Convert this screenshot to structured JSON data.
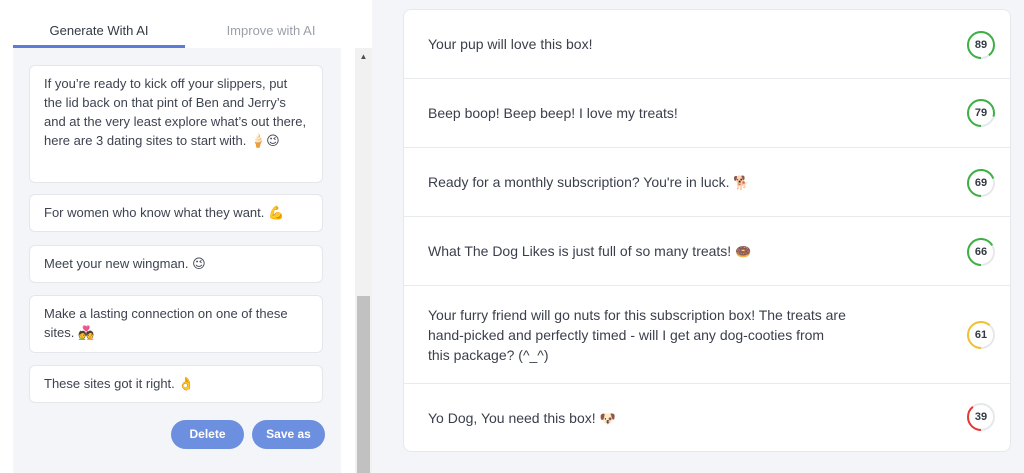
{
  "tabs": [
    {
      "label": "Generate With AI",
      "active": true
    },
    {
      "label": "Improve with AI",
      "active": false
    }
  ],
  "cards": [
    {
      "text": "If you’re ready to kick off your slippers, put the lid back on that pint of Ben and Jerry’s and at the very least explore what’s out there, here are 3 dating sites to start with.",
      "emoji": "🍦😉"
    },
    {
      "text": "For women who know what they want.",
      "emoji": "💪"
    },
    {
      "text": "Meet your new wingman.",
      "emoji": "😉"
    },
    {
      "text": "Make a lasting connection on one of these sites.",
      "emoji": "💑"
    },
    {
      "text": "These sites got it right.",
      "emoji": "👌"
    }
  ],
  "buttons": {
    "delete": "Delete",
    "save_as": "Save as"
  },
  "results": [
    {
      "text": "Your pup will love this box!",
      "emoji": "",
      "score": 89,
      "color": "#3cb043"
    },
    {
      "text": "Beep boop! Beep beep! I love my treats!",
      "emoji": "",
      "score": 79,
      "color": "#3cb043"
    },
    {
      "text": "Ready for a monthly subscription? You're in luck.",
      "emoji": "🐕",
      "score": 69,
      "color": "#3cb043"
    },
    {
      "text": "What The Dog Likes is just full of so many treats!",
      "emoji": "🍩",
      "score": 66,
      "color": "#3cb043"
    },
    {
      "text": "Your furry friend will go nuts for this subscription box! The treats are hand-picked and perfectly timed - will I get any dog-cooties from this package? (^_^)",
      "emoji": "",
      "score": 61,
      "color": "#f2c12e"
    },
    {
      "text": "Yo Dog, You need this box!",
      "emoji": "🐶",
      "score": 39,
      "color": "#e53935"
    }
  ]
}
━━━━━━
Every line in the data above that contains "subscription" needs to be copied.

      "text": "Ready for a monthly subscription? You're in luck.",
      "text": "Your furry friend will go nuts for this subscription box! The treats are hand-picked and perfectly timed - will I get any dog-cooties from this package? (^_^)",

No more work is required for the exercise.